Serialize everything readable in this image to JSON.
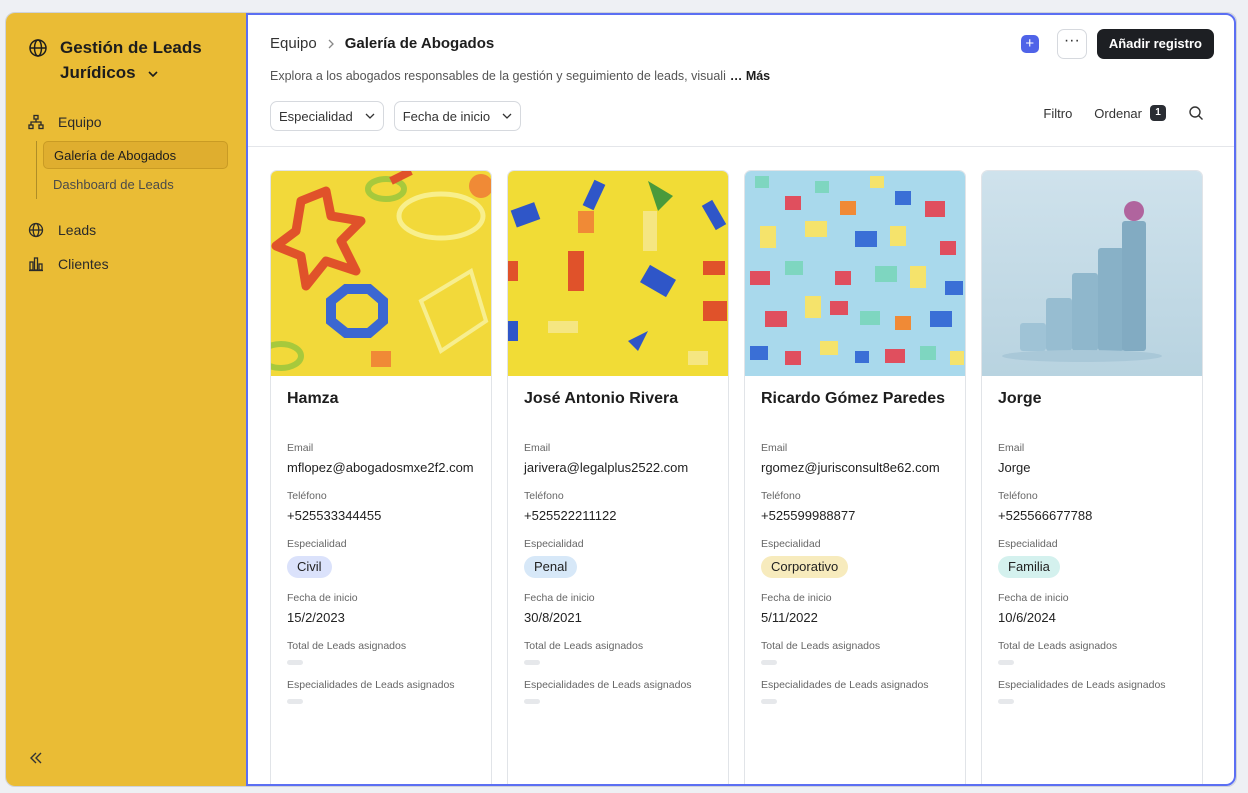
{
  "sidebar": {
    "workspace_title": "Gestión de Leads Jurídicos",
    "items": [
      {
        "label": "Equipo",
        "icon": "org-chart-icon"
      },
      {
        "label": "Leads",
        "icon": "globe-icon"
      },
      {
        "label": "Clientes",
        "icon": "bar-chart-icon"
      }
    ],
    "subitems": [
      {
        "label": "Galería de Abogados",
        "active": true
      },
      {
        "label": "Dashboard de Leads",
        "active": false
      }
    ],
    "bg_color": "#eabc35"
  },
  "header": {
    "breadcrumb_parent": "Equipo",
    "breadcrumb_current": "Galería de Abogados",
    "description": "Explora a los abogados responsables de la gestión y seguimiento de leads, visuali",
    "more_link": "… Más",
    "plus_icon": "+",
    "more_icon": "···",
    "add_button": "Añadir registro"
  },
  "filters": {
    "specialty": "Especialidad",
    "start_date": "Fecha de inicio",
    "filter": "Filtro",
    "sort": "Ordenar",
    "sort_count": "1"
  },
  "labels": {
    "email": "Email",
    "phone": "Teléfono",
    "specialty": "Especialidad",
    "start_date": "Fecha de inicio",
    "total_leads": "Total de Leads asignados",
    "lead_specialties": "Especialidades de Leads asignados"
  },
  "cards": [
    {
      "name": "Hamza",
      "email": "mflopez@abogadosmxe2f2.com",
      "phone": "+525533344455",
      "specialty": "Civil",
      "specialty_color": "#dbe2fb",
      "start_date": "15/2/2023"
    },
    {
      "name": "José Antonio Rivera",
      "email": "jarivera@legalplus2522.com",
      "phone": "+525522211122",
      "specialty": "Penal",
      "specialty_color": "#d7e8f8",
      "start_date": "30/8/2021"
    },
    {
      "name": "Ricardo Gómez Paredes",
      "email": "rgomez@jurisconsult8e62.com",
      "phone": "+525599988877",
      "specialty": "Corporativo",
      "specialty_color": "#f7ebbd",
      "start_date": "5/11/2022"
    },
    {
      "name": "Jorge",
      "email": "Jorge",
      "phone": "+525566677788",
      "specialty": "Familia",
      "specialty_color": "#d4f1ee",
      "start_date": "10/6/2024"
    }
  ]
}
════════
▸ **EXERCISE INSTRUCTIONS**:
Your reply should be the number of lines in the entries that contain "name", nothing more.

▸ **PROBLEM SOLUTION**:
4